Second, many Chinese prognosticators have fallen into the same mentality that US bulls did prior to the 2008 financial crisis relying on asset prices to support debt levels. The head of the China Banking Regulatory Commission recently said:
“Some people have compared our local government debt to European debt, but there’s a big difference — our debts are accumulated for production not for consumption — most of them have assets as guarantees and the overall risk is controllable…”
As long as asset prices remain high, then it remains semi-sustainable. However, this is classic “this time is different” thinking depending on asset prices to support high debt levels that are not supported by cash flows. Given falling demand, industrial production, and continued high loan growth to support asset prices seems like a bet with the devil at best.
There are however, two aspects of this process that are overlooked and that is the private sector and consumers. The private sector started this because they were starved for credit and the private sector responded, even under threat of the death penalty. The state owned giants with their size and need to move loans off balance sheet, jumped in and have been very aggressive. Even now of the ten largest banks in China, only one Minsheng is a completely private enterprise, lending more to private small and medium enterprises, and relies more on short term borrowing than most other banks. Financial consumers in China are much more savy than they are given credit for even if they don’t read all the fine print of financial products like many institutional investors.

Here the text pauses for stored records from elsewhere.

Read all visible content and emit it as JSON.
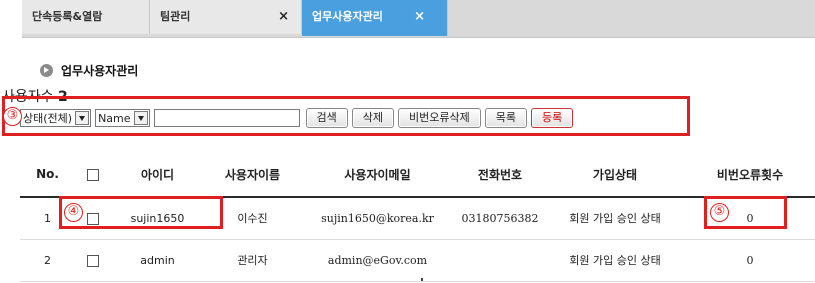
{
  "tabs": [
    {
      "label": "단속등록&열람",
      "closable": false
    },
    {
      "label": "팀관리",
      "closable": true
    },
    {
      "label": "업무사용자관리",
      "closable": true,
      "active": true
    }
  ],
  "close_glyph": "×",
  "heading": "업무사용자관리",
  "user_count_label": "사용자수",
  "user_count": "2",
  "filters": {
    "status_select": "상태(전체)",
    "field_select": "Name",
    "search_value": ""
  },
  "buttons": {
    "search": "검색",
    "delete": "삭제",
    "reset_pw_errors": "비번오류삭제",
    "list": "목록",
    "register": "등록"
  },
  "annotations": [
    "③",
    "④",
    "⑤"
  ],
  "table": {
    "columns": [
      "No.",
      "",
      "아이디",
      "사용자이름",
      "사용자이메일",
      "전화번호",
      "가입상태",
      "비번오류횟수"
    ],
    "rows": [
      {
        "no": "1",
        "id": "sujin1650",
        "name": "이수진",
        "email": "sujin1650@korea.kr",
        "phone": "03180756382",
        "status": "회원 가입 승인 상태",
        "pw_errors": "0"
      },
      {
        "no": "2",
        "id": "admin",
        "name": "관리자",
        "email": "admin@eGov.com",
        "phone": "",
        "status": "회원 가입 승인 상태",
        "pw_errors": "0"
      }
    ]
  },
  "colors": {
    "active_tab": "#4aa0de",
    "highlight": "#e02020",
    "register_text": "#cc0000"
  }
}
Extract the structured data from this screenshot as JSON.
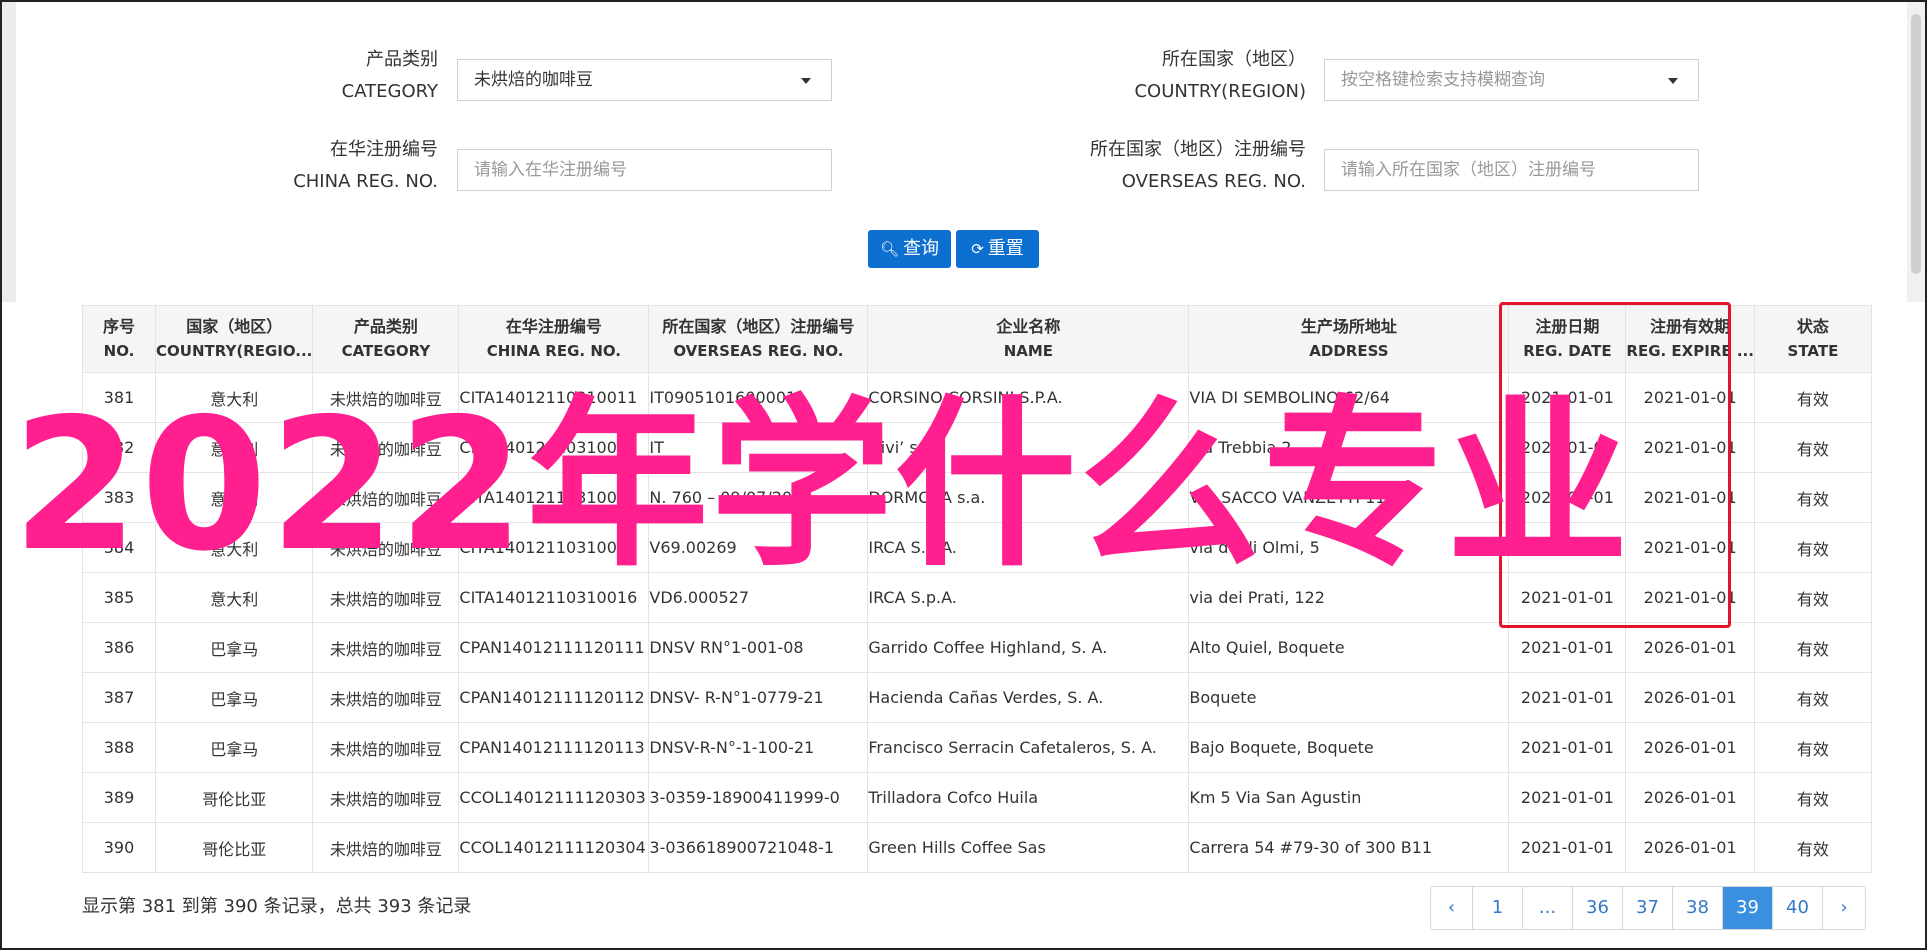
{
  "filters": {
    "category_label_zh": "产品类别",
    "category_label_en": "CATEGORY",
    "category_value": "未烘焙的咖啡豆",
    "country_label_zh": "所在国家（地区）",
    "country_label_en": "COUNTRY(REGION)",
    "country_placeholder": "按空格键检索支持模糊查询",
    "china_reg_label_zh": "在华注册编号",
    "china_reg_label_en": "CHINA REG. NO.",
    "china_reg_placeholder": "请输入在华注册编号",
    "overseas_reg_label_zh": "所在国家（地区）注册编号",
    "overseas_reg_label_en": "OVERSEAS REG. NO.",
    "overseas_reg_placeholder": "请输入所在国家（地区）注册编号"
  },
  "buttons": {
    "query": "查询",
    "reset": "重置"
  },
  "table": {
    "headers": [
      {
        "zh": "序号",
        "en": "NO."
      },
      {
        "zh": "国家（地区）",
        "en": "COUNTRY(REGIO..."
      },
      {
        "zh": "产品类别",
        "en": "CATEGORY"
      },
      {
        "zh": "在华注册编号",
        "en": "CHINA REG. NO."
      },
      {
        "zh": "所在国家（地区）注册编号",
        "en": "OVERSEAS REG. NO."
      },
      {
        "zh": "企业名称",
        "en": "NAME"
      },
      {
        "zh": "生产场所地址",
        "en": "ADDRESS"
      },
      {
        "zh": "注册日期",
        "en": "REG. DATE"
      },
      {
        "zh": "注册有效期",
        "en": "REG. EXPIRE ..."
      },
      {
        "zh": "状态",
        "en": "STATE"
      }
    ],
    "rows": [
      [
        "381",
        "意大利",
        "未烘焙的咖啡豆",
        "CITA14012110310011",
        "IT0905101600001",
        "CORSINO CORSINI S.P.A.",
        "VIA DI SEMBOLINO 62/64",
        "2021-01-01",
        "2021-01-01",
        "有效"
      ],
      [
        "382",
        "意大利",
        "未烘焙的咖啡豆",
        "CITA14012110310012",
        "IT",
        "Givi’ srl",
        "via Trebbia 2",
        "2021-01-01",
        "2021-01-01",
        "有效"
      ],
      [
        "383",
        "意大利",
        "未烘焙的咖啡豆",
        "CITA14012110310013",
        "N. 760 – 09/07/2003",
        "DORMOKA s.a.",
        "VIA SACCO VANZETTI 11",
        "2021-01-01",
        "2021-01-01",
        "有效"
      ],
      [
        "384",
        "意大利",
        "未烘焙的咖啡豆",
        "CITA14012110310014",
        "V69.00269",
        "IRCA S.p.A.",
        "via degli Olmi, 5",
        "2021-01-01",
        "2021-01-01",
        "有效"
      ],
      [
        "385",
        "意大利",
        "未烘焙的咖啡豆",
        "CITA14012110310016",
        "VD6.000527",
        "IRCA S.p.A.",
        "via dei Prati, 122",
        "2021-01-01",
        "2021-01-01",
        "有效"
      ],
      [
        "386",
        "巴拿马",
        "未烘焙的咖啡豆",
        "CPAN14012111120111",
        "DNSV RN°1-001-08",
        "Garrido Coffee Highland, S. A.",
        "Alto Quiel, Boquete",
        "2021-01-01",
        "2026-01-01",
        "有效"
      ],
      [
        "387",
        "巴拿马",
        "未烘焙的咖啡豆",
        "CPAN14012111120112",
        "DNSV- R-N°1-0779-21",
        "Hacienda Cañas Verdes, S. A.",
        "Boquete",
        "2021-01-01",
        "2026-01-01",
        "有效"
      ],
      [
        "388",
        "巴拿马",
        "未烘焙的咖啡豆",
        "CPAN14012111120113",
        "DNSV-R-N°-1-100-21",
        "Francisco Serracin Cafetaleros, S. A.",
        "Bajo Boquete, Boquete",
        "2021-01-01",
        "2026-01-01",
        "有效"
      ],
      [
        "389",
        "哥伦比亚",
        "未烘焙的咖啡豆",
        "CCOL14012111120303",
        "3-0359-18900411999-0",
        "Trilladora Cofco Huila",
        "Km 5 Via San Agustin",
        "2021-01-01",
        "2026-01-01",
        "有效"
      ],
      [
        "390",
        "哥伦比亚",
        "未烘焙的咖啡豆",
        "CCOL14012111120304",
        "3-036618900721048-1",
        "Green Hills Coffee Sas",
        "Carrera 54 #79-30 of 300 B11",
        "2021-01-01",
        "2026-01-01",
        "有效"
      ]
    ]
  },
  "footer": {
    "summary": "显示第 381 到第 390 条记录，总共 393 条记录"
  },
  "pagination": {
    "prev": "‹",
    "next": "›",
    "pages": [
      "1",
      "...",
      "36",
      "37",
      "38",
      "39",
      "40"
    ],
    "active": "39"
  },
  "overlay_text": "2022年学什么专业",
  "colors": {
    "primary": "#0d6fcf",
    "overlay": "#ff1f8f",
    "highlight_box": "#e0142b",
    "pager_active": "#3b8fe0"
  }
}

The final point is the investment options of Chinese consumers. The stock market has been a losing proposition for many years and viewed as rigged. Real estate has gone up by more than 300% as Chinese consumers sought a safe savings vehicle. However, with new regulations with more teeth making it harder to buy multiple apartments, consumers have sought more outlets for savings and investment which WMP’s have handled. Given the state of the stock market, no real bond market, capital controls, and regulation on real estate, WMP’s even with the risk represents one of the best available products for Chinese investors. Furthermore, as bank deposits have not guarantee or insurance, WMPs are not necessarily a bad option for the portfolio constrained. One has to wonder though if they will get left holding the bag for Chinese banks.